Problem details:
Give the number of lines in the data that hold the word "Ctrl", and nothing else.

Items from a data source

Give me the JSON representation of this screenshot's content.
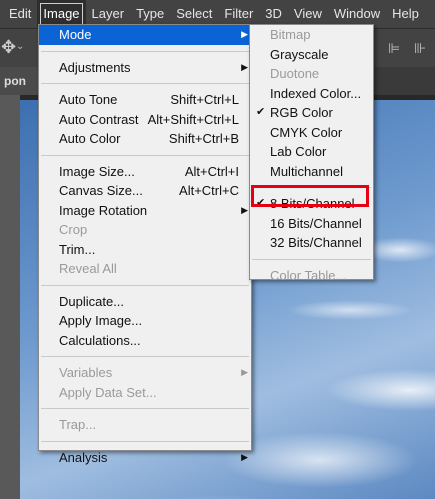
{
  "menubar": {
    "items": [
      "Edit",
      "Image",
      "Layer",
      "Type",
      "Select",
      "Filter",
      "3D",
      "View",
      "Window",
      "Help"
    ],
    "active_index": 1
  },
  "document_tab": {
    "title": "pon"
  },
  "image_menu": {
    "rows": [
      {
        "label": "Mode",
        "shortcut": "",
        "submenu": true,
        "disabled": false,
        "highlight": true
      },
      {
        "sep": true
      },
      {
        "label": "Adjustments",
        "shortcut": "",
        "submenu": true,
        "disabled": false
      },
      {
        "sep": true
      },
      {
        "label": "Auto Tone",
        "shortcut": "Shift+Ctrl+L",
        "disabled": false
      },
      {
        "label": "Auto Contrast",
        "shortcut": "Alt+Shift+Ctrl+L",
        "disabled": false
      },
      {
        "label": "Auto Color",
        "shortcut": "Shift+Ctrl+B",
        "disabled": false
      },
      {
        "sep": true
      },
      {
        "label": "Image Size...",
        "shortcut": "Alt+Ctrl+I",
        "disabled": false
      },
      {
        "label": "Canvas Size...",
        "shortcut": "Alt+Ctrl+C",
        "disabled": false
      },
      {
        "label": "Image Rotation",
        "shortcut": "",
        "submenu": true,
        "disabled": false
      },
      {
        "label": "Crop",
        "shortcut": "",
        "disabled": true
      },
      {
        "label": "Trim...",
        "shortcut": "",
        "disabled": false
      },
      {
        "label": "Reveal All",
        "shortcut": "",
        "disabled": true
      },
      {
        "sep": true
      },
      {
        "label": "Duplicate...",
        "shortcut": "",
        "disabled": false
      },
      {
        "label": "Apply Image...",
        "shortcut": "",
        "disabled": false
      },
      {
        "label": "Calculations...",
        "shortcut": "",
        "disabled": false
      },
      {
        "sep": true
      },
      {
        "label": "Variables",
        "shortcut": "",
        "submenu": true,
        "disabled": true
      },
      {
        "label": "Apply Data Set...",
        "shortcut": "",
        "disabled": true
      },
      {
        "sep": true
      },
      {
        "label": "Trap...",
        "shortcut": "",
        "disabled": true
      },
      {
        "sep": true
      },
      {
        "label": "Analysis",
        "shortcut": "",
        "submenu": true,
        "disabled": false
      }
    ]
  },
  "mode_menu": {
    "rows": [
      {
        "label": "Bitmap",
        "disabled": true,
        "checked": false
      },
      {
        "label": "Grayscale",
        "disabled": false,
        "checked": false
      },
      {
        "label": "Duotone",
        "disabled": true,
        "checked": false
      },
      {
        "label": "Indexed Color...",
        "disabled": false,
        "checked": false
      },
      {
        "label": "RGB Color",
        "disabled": false,
        "checked": true
      },
      {
        "label": "CMYK Color",
        "disabled": false,
        "checked": false
      },
      {
        "label": "Lab Color",
        "disabled": false,
        "checked": false
      },
      {
        "label": "Multichannel",
        "disabled": false,
        "checked": false
      },
      {
        "sep": true
      },
      {
        "label": "8 Bits/Channel",
        "disabled": false,
        "checked": true,
        "annotated": true
      },
      {
        "label": "16 Bits/Channel",
        "disabled": false,
        "checked": false
      },
      {
        "label": "32 Bits/Channel",
        "disabled": false,
        "checked": false
      },
      {
        "sep": true
      },
      {
        "label": "Color Table...",
        "disabled": true,
        "checked": false
      }
    ]
  },
  "icons": {
    "move_tool": "move-tool-icon",
    "submenu_arrow": "chevron-right-icon",
    "check": "checkmark-icon"
  },
  "colors": {
    "highlight": "#0a64d6",
    "annotation_box": "#e60012"
  }
}
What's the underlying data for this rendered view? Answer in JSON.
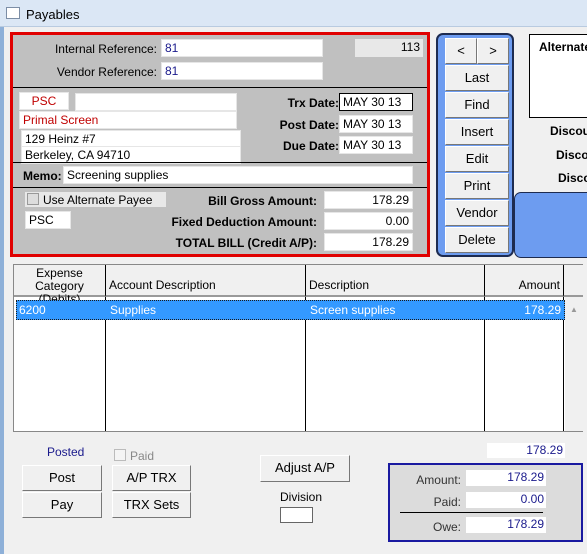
{
  "window": {
    "title": "Payables"
  },
  "header": {
    "internal_reference_label": "Internal Reference:",
    "internal_reference": "81",
    "record_number": "113",
    "vendor_reference_label": "Vendor Reference:",
    "vendor_reference": "81"
  },
  "vendor": {
    "code": "PSC",
    "extra": "",
    "name": "Primal Screen",
    "address1": "129 Heinz #7",
    "address2": "Berkeley, CA  94710"
  },
  "dates": {
    "trx_label": "Trx Date:",
    "trx": "MAY 30 13",
    "post_label": "Post Date:",
    "post": "MAY 30 13",
    "due_label": "Due Date:",
    "due": "MAY 30 13"
  },
  "memo": {
    "label": "Memo:",
    "value": "Screening supplies"
  },
  "payee": {
    "use_alternate_label": "Use Alternate Payee",
    "use_alternate_checked": false,
    "code": "PSC"
  },
  "amounts": {
    "gross_label": "Bill Gross Amount:",
    "gross": "178.29",
    "deduction_label": "Fixed Deduction Amount:",
    "deduction": "0.00",
    "total_label": "TOTAL BILL (Credit A/P):",
    "total": "178.29"
  },
  "nav_buttons": {
    "prev": "<",
    "next": ">",
    "items": [
      "Last",
      "Find",
      "Insert",
      "Edit",
      "Print",
      "Vendor",
      "Delete"
    ]
  },
  "right_panel": {
    "alternate_label": "Alternate",
    "discount_labels": [
      "Discou",
      "Disco",
      "Disco"
    ]
  },
  "colors": {
    "accent_blue": "#6d9cf0",
    "frame_red": "#e00000",
    "selection": "#3399ff"
  },
  "table": {
    "headers": [
      "Expense Category (Debits)",
      "Account Description",
      "Description",
      "Amount"
    ],
    "rows": [
      {
        "category": "6200",
        "account": "Supplies",
        "description": "Screen supplies",
        "amount": "178.29"
      }
    ]
  },
  "footer": {
    "status": "Posted",
    "paid_label": "Paid",
    "paid_checked": false,
    "post": "Post",
    "pay": "Pay",
    "ap_trx": "A/P TRX",
    "trx_sets": "TRX Sets",
    "adjust_ap": "Adjust A/P",
    "division_label": "Division",
    "division": "",
    "table_total": "178.29"
  },
  "summary": {
    "amount_label": "Amount:",
    "amount": "178.29",
    "paid_label": "Paid:",
    "paid": "0.00",
    "owe_label": "Owe:",
    "owe": "178.29"
  }
}
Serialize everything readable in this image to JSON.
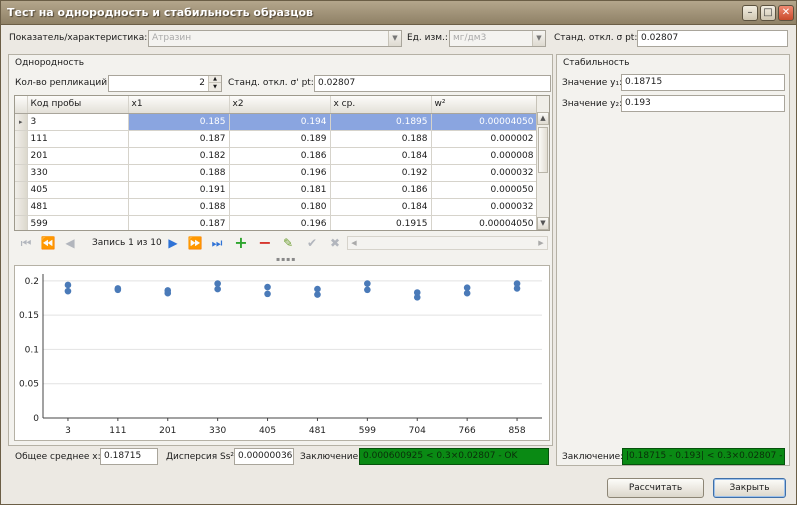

Finished exercise:
5